The second aspect was that Kapler was demonstrating how the new front office and staff might approach their evaluations of current Giants. 

"I've thought a lot about Brandon Belt and specifically what he brings -- how impressive it is to watch him take an at-bat, independent of the outcome of the at-bat. He tends to look over pitches and make really good swing-or-don't-swing decisions," Kapler said. "I know the power has dropped off a little bit but taking the things that he does very, very well and highlighting some of those things might lead to some more of that power production."

Kapler hit on what has always made Belt a polarizing player. His plate appearances are as controlled as anyone’s, and over the course of a game or series or season, there’s a lot of value in that. Every time Belt shakes his head at a pitch that was half an inch out of the zone, he’s adding to a starter’s workload and increasing his own odds of getting on base. 

Even in a disappointing season, Belt's .339 on-base percentage was the highest of any Giants regular. He ranked 15th in the National League by seeing 4.09 pitches per plate appearance, something Zaidi and Kapler's old clubs excel at. The Dodgers and Phillies ranked third and fourth in the NL, respectively, seeing 4.00 pitches per plate appearance. The Giants were ninth at 3.89. In 2018, Kapler's first year, the Phillies finished behind only the league-leading Dodgers, while the Giants ranked ninth in the league. 
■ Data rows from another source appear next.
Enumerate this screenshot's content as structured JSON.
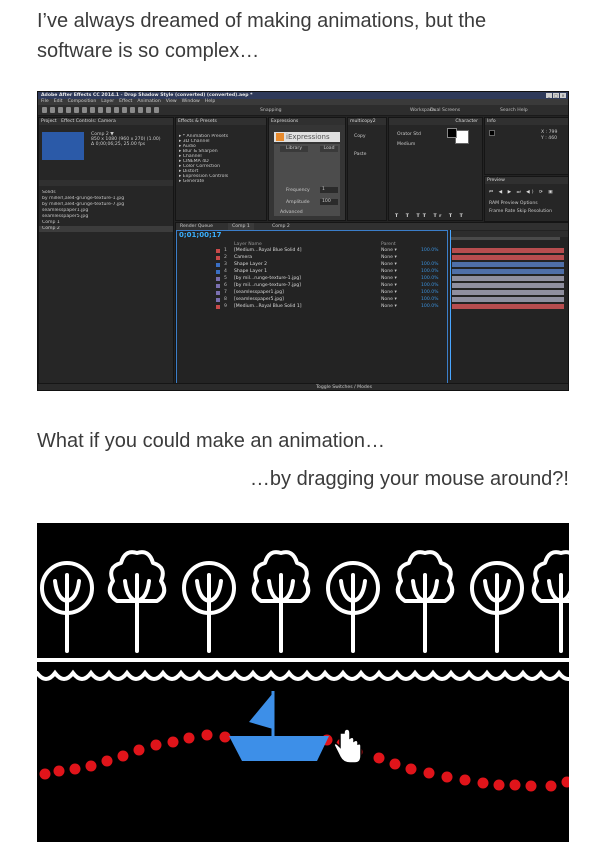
{
  "intro_line1": "I’ve always dreamed of making animations, but the",
  "intro_line2": "software is so complex…",
  "question1": "What if you could make an animation…",
  "question2": "…by dragging your mouse around?!",
  "ae": {
    "window_title": "Adobe After Effects CC 2014.1 - Drop Shadow Style (converted) (converted).aep *",
    "menu": [
      "File",
      "Edit",
      "Composition",
      "Layer",
      "Effect",
      "Animation",
      "View",
      "Window",
      "Help"
    ],
    "snapping_label": "Snapping",
    "workspace_label": "Workspace:",
    "workspace_value": "Dual Screens",
    "search_help": "Search Help",
    "project_tab": "Project",
    "effect_controls_tab": "Effect Controls: Camera",
    "comp_name": "Comp 2 ▼",
    "comp_info_1": "850 x 1080 (960 x 270) (1.00)",
    "comp_info_2": "Δ 0;00;06;25, 25.00 fps",
    "project_items": [
      "Solids",
      "by millerl,ale4-grunge-texture-1.jpg",
      "by millerl,ale4-grunge-texture-7.jpg",
      "seamlesspaper1.jpg",
      "seamlesspaper5.jpg",
      "Comp 1",
      "Comp 2"
    ],
    "effects_presets_tab": "Effects & Presets",
    "effects_list": [
      "* Animation Presets",
      "3D Channel",
      "Audio",
      "Blur & Sharpen",
      "Channel",
      "CINEMA 4D",
      "Color Correction",
      "Distort",
      "Expression Controls",
      "Generate"
    ],
    "expressions_tab": "Expressions",
    "expressions_logo": "iExpressions",
    "library_label": "Library",
    "load_label": "Load",
    "frequency_label": "Frequency",
    "frequency_value": "1",
    "amplitude_label": "Amplitude",
    "amplitude_value": "100",
    "advanced_label": "Advanced",
    "multicopy_tab": "multicopy2",
    "copy_label": "Copy",
    "paste_label": "Paste",
    "character_tab": "Character",
    "font_name": "Orator Std",
    "font_style": "Medium",
    "info_tab": "Info",
    "info_x": "X : 799",
    "info_y": "Y : 460",
    "preview_tab": "Preview",
    "ram_preview": "RAM Preview Options",
    "frame_rate_label": "Frame Rate   Skip   Resolution",
    "render_queue_tab": "Render Queue",
    "comp1_tab": "Comp 1",
    "comp2_tab": "Comp 2",
    "timecode": "0;01;00;17",
    "layer_header_name": "Layer Name",
    "layer_header_mode": "Parent",
    "layers": [
      {
        "num": "1",
        "name": "[Medium...Royal Blue Solid 4]",
        "mode": "None",
        "parent": "100.0%",
        "color": "#c94a4a"
      },
      {
        "num": "2",
        "name": "Camera",
        "mode": "None",
        "parent": "",
        "color": "#c94a4a"
      },
      {
        "num": "3",
        "name": "Shape Layer 2",
        "mode": "None",
        "parent": "100.0%",
        "color": "#3a6fc4"
      },
      {
        "num": "4",
        "name": "Shape Layer 1",
        "mode": "None",
        "parent": "100.0%",
        "color": "#3a6fc4"
      },
      {
        "num": "5",
        "name": "[by mil...runge-texture-1.jpg]",
        "mode": "None",
        "parent": "100.0%",
        "color": "#7a6fb0"
      },
      {
        "num": "6",
        "name": "[by mil...runge-texture-7.jpg]",
        "mode": "None",
        "parent": "100.0%",
        "color": "#7a6fb0"
      },
      {
        "num": "7",
        "name": "[seamlesspaper1.jpg]",
        "mode": "None",
        "parent": "100.0%",
        "color": "#7a6fb0"
      },
      {
        "num": "8",
        "name": "[seamlesspaper5.jpg]",
        "mode": "None",
        "parent": "100.0%",
        "color": "#7a6fb0"
      },
      {
        "num": "9",
        "name": "[Medium...Royal Blue Solid 1]",
        "mode": "None",
        "parent": "100.0%",
        "color": "#c94a4a"
      }
    ],
    "toggle_label": "Toggle Switches / Modes",
    "colors": {
      "bar_red": "#b74d4f",
      "bar_blue": "#4f6fa8",
      "bar_gray": "#8f8f9f",
      "timecode": "#3ab0ff"
    }
  },
  "animation": {
    "colors": {
      "background": "#000000",
      "trees": "#ffffff",
      "boat": "#3d8fe8",
      "dots": "#e0141a",
      "cursor": "#ffffff"
    },
    "scene": "trees-waves-boat",
    "cursor_icon": "hand-pointer-icon"
  }
}
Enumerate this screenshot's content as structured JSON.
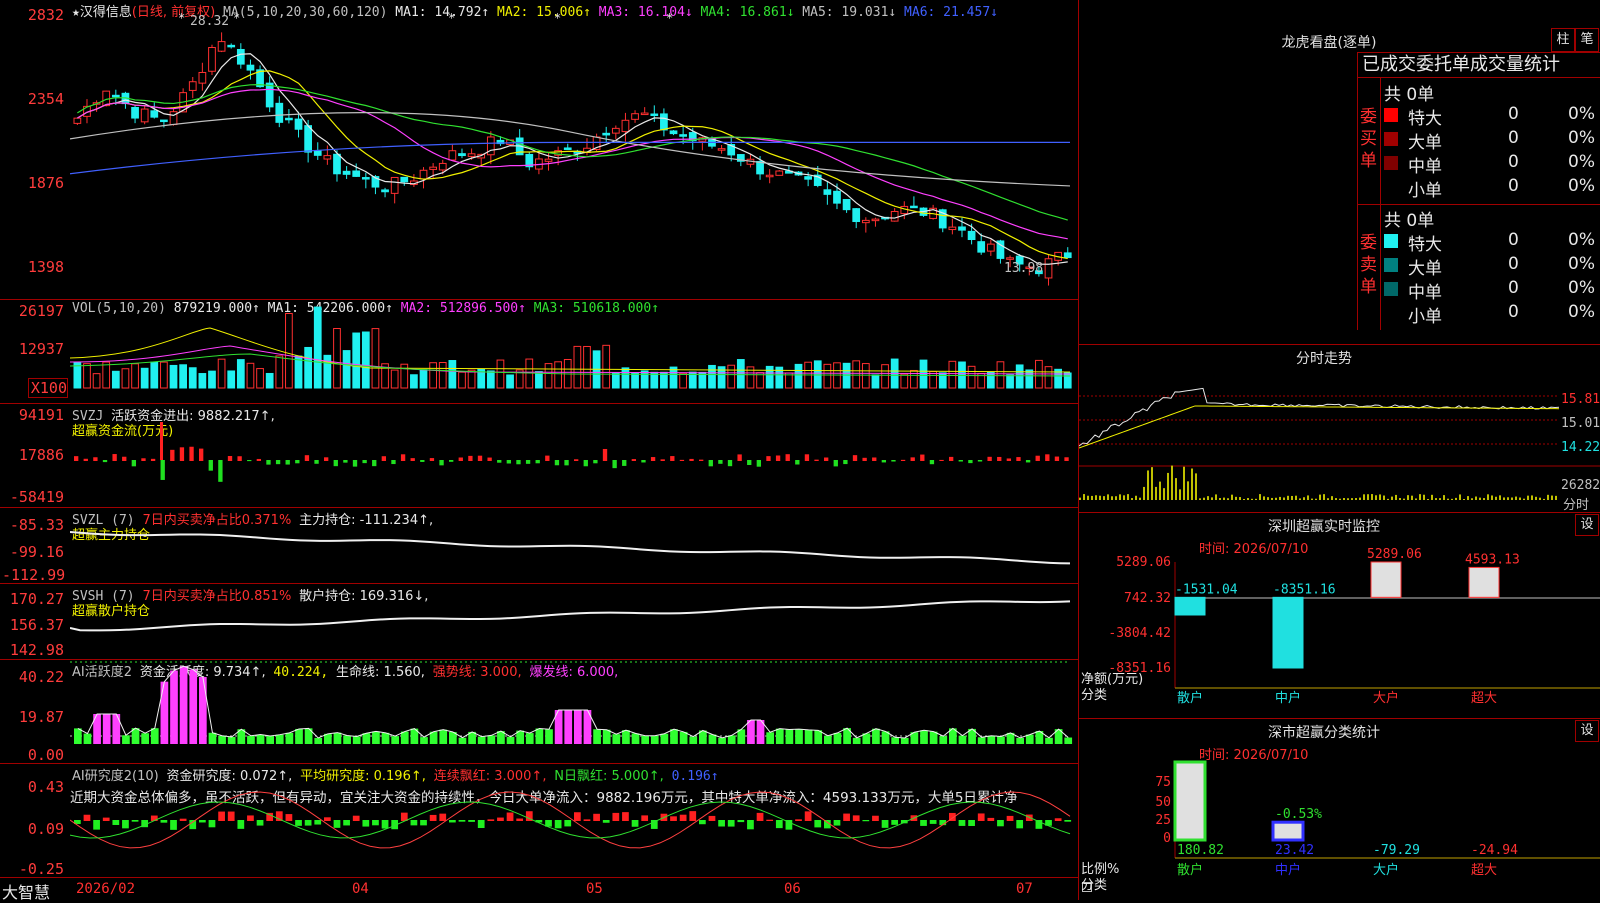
{
  "stock": {
    "star": "★",
    "name": "汉得信息",
    "period": "(日线, 前复权)",
    "ma_header": "MA(5,10,20,30,60,120)",
    "ma1": "MA1: 14.792↑",
    "ma2": "MA2: 15.006↑",
    "ma3": "MA3: 16.104↓",
    "ma4": "MA4: 16.861↓",
    "ma5": "MA5: 19.031↓",
    "ma6": "MA6: 21.457↓",
    "high_label": "28.32",
    "low_label": "13.98",
    "y_ticks": [
      "2832",
      "2354",
      "1876",
      "1398"
    ],
    "colors": {
      "up": "#ff3030",
      "down": "#20f0f0",
      "ma1": "#e8e8e8",
      "ma2": "#f0f000",
      "ma3": "#ff40ff",
      "ma4": "#30e030",
      "ma5": "#c0c0c0",
      "ma6": "#4060ff"
    }
  },
  "vol": {
    "header": "VOL(5,10,20)",
    "value": "879219.000↑",
    "ma1": "MA1: 542206.000↑",
    "ma2": "MA2: 512896.500↑",
    "ma3": "MA3: 510618.000↑",
    "y_ticks": [
      "26197",
      "12937",
      "X100"
    ]
  },
  "svzj": {
    "header": "SVZJ",
    "active": "活跃资金进出: 9882.217↑,",
    "title": "超赢资金流(万元)",
    "y_ticks": [
      "94191",
      "17886",
      "-58419"
    ]
  },
  "svzl": {
    "header": "SVZL (7)",
    "ratio": "7日内买卖净占比0.371%",
    "main": "主力持仓: -111.234↑,",
    "title": "超赢主力持仓",
    "y_ticks": [
      "-85.33",
      "-99.16",
      "-112.99"
    ]
  },
  "svsh": {
    "header": "SVSH (7)",
    "ratio": "7日内买卖净占比0.851%",
    "retail": "散户持仓: 169.316↓,",
    "title": "超赢散户持仓",
    "y_ticks": [
      "170.27",
      "156.37",
      "142.98"
    ]
  },
  "ai_active": {
    "header": "AI活跃度2",
    "activity": "资金活跃度: 9.734↑,",
    "v2": "40.224,",
    "life": "生命线: 1.560,",
    "strong": "强势线: 3.000,",
    "burst": "爆发线: 6.000,",
    "y_ticks": [
      "40.22",
      "19.87",
      "0.00"
    ]
  },
  "ai_research": {
    "header": "AI研究度2(10)",
    "research": "资金研究度: 0.072↑,",
    "avg": "平均研究度: 0.196↑,",
    "cont": "连续飘红: 3.000↑,",
    "n": "N日飘红: 5.000↑,",
    "v": "0.196↑",
    "comment": "近期大资金总体偏多，虽不活跃，但有异动，宜关注大资金的持续性，今日大单净流入：9882.196万元，其中特大单净流入：4593.133万元，大单5日累计净",
    "y_ticks": [
      "0.43",
      "0.09",
      "-0.25"
    ]
  },
  "footer": {
    "brand": "大智慧",
    "months": [
      "2026/02",
      "04",
      "05",
      "06",
      "07"
    ]
  },
  "dragon": {
    "title": "龙虎看盘(逐单)",
    "btn_bar": "柱",
    "btn_pen": "笔",
    "tab_label": "已成交委托单成交量统计",
    "buy_side": "委买单",
    "sell_side": "委卖单",
    "buy_total": "共 0单",
    "sell_total": "共 0单",
    "buy_rows": [
      {
        "label": "特大",
        "count": "0",
        "pct": "0%",
        "color": "#ff0000"
      },
      {
        "label": "大单",
        "count": "0",
        "pct": "0%",
        "color": "#a00000"
      },
      {
        "label": "中单",
        "count": "0",
        "pct": "0%",
        "color": "#800000"
      },
      {
        "label": "小单",
        "count": "0",
        "pct": "0%",
        "color": "#000000"
      }
    ],
    "sell_rows": [
      {
        "label": "特大",
        "count": "0",
        "pct": "0%",
        "color": "#20f0f0"
      },
      {
        "label": "大单",
        "count": "0",
        "pct": "0%",
        "color": "#008080"
      },
      {
        "label": "中单",
        "count": "0",
        "pct": "0%",
        "color": "#006868"
      },
      {
        "label": "小单",
        "count": "0",
        "pct": "0%",
        "color": "#000000"
      }
    ]
  },
  "intraday": {
    "title": "分时走势",
    "price_ticks": [
      "15.81",
      "15.01",
      "14.22"
    ],
    "vol_top": "26282",
    "vol_label": "分时"
  },
  "monitor": {
    "title": "深圳超赢实时监控",
    "btn": "设",
    "time": "时间: 2026/07/10",
    "y_ticks": [
      "5289.06",
      "742.32",
      "-3804.42",
      "-8351.16"
    ],
    "y_label": "净额(万元)",
    "x_label": "分类",
    "bars": [
      {
        "cat": "散户",
        "value": -1531.04,
        "label": "-1531.04"
      },
      {
        "cat": "中户",
        "value": -8351.16,
        "label": "-8351.16"
      },
      {
        "cat": "大户",
        "value": 5289.06,
        "label": "5289.06"
      },
      {
        "cat": "超大",
        "value": 4593.13,
        "label": "4593.13"
      }
    ]
  },
  "stats": {
    "title": "深市超赢分类统计",
    "btn": "设",
    "time": "时间: 2026/07/10",
    "y_ticks": [
      "75",
      "50",
      "25",
      "0"
    ],
    "y_label": "比例%",
    "x_label": "分类",
    "bars": [
      {
        "cat": "散户",
        "value": 180.82,
        "label": "180.82",
        "color": "#30e030"
      },
      {
        "cat": "中户",
        "value": 23.42,
        "label": "23.42",
        "color": "#3030ff"
      },
      {
        "cat": "大户",
        "value": -79.29,
        "label": "-79.29",
        "color": "#20e0e0"
      },
      {
        "cat": "超大",
        "value": -24.94,
        "label": "-24.94",
        "color": "#ff3030"
      }
    ],
    "extra_label": "-0.53%"
  }
}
[RELATED: Watch Kapler laugh at Belt for trying to bunt]

The ability to have consistently good plate appearances is something that was a focus throughout the organization in Zaidi's first year, and Kapler sure seems to be a fan. If the new staff can get some more power out of Belt, great, but if not, they still plan to focus on his strengths as a hitter. 

Kapler said that will be an emphasis with all of his players and the minor leaguers who come up. The Giants still lack in overall talent, but they believe there are ways to squeeze more juice out of this roster, regardless of what the ballpark's dimensions might do to hitters. 

"It's about instilling confidence in players for the things they do really well, and then reminding them how those positive steps forward can play in the environment that they play in specifically here in San Francisco," Kapler said.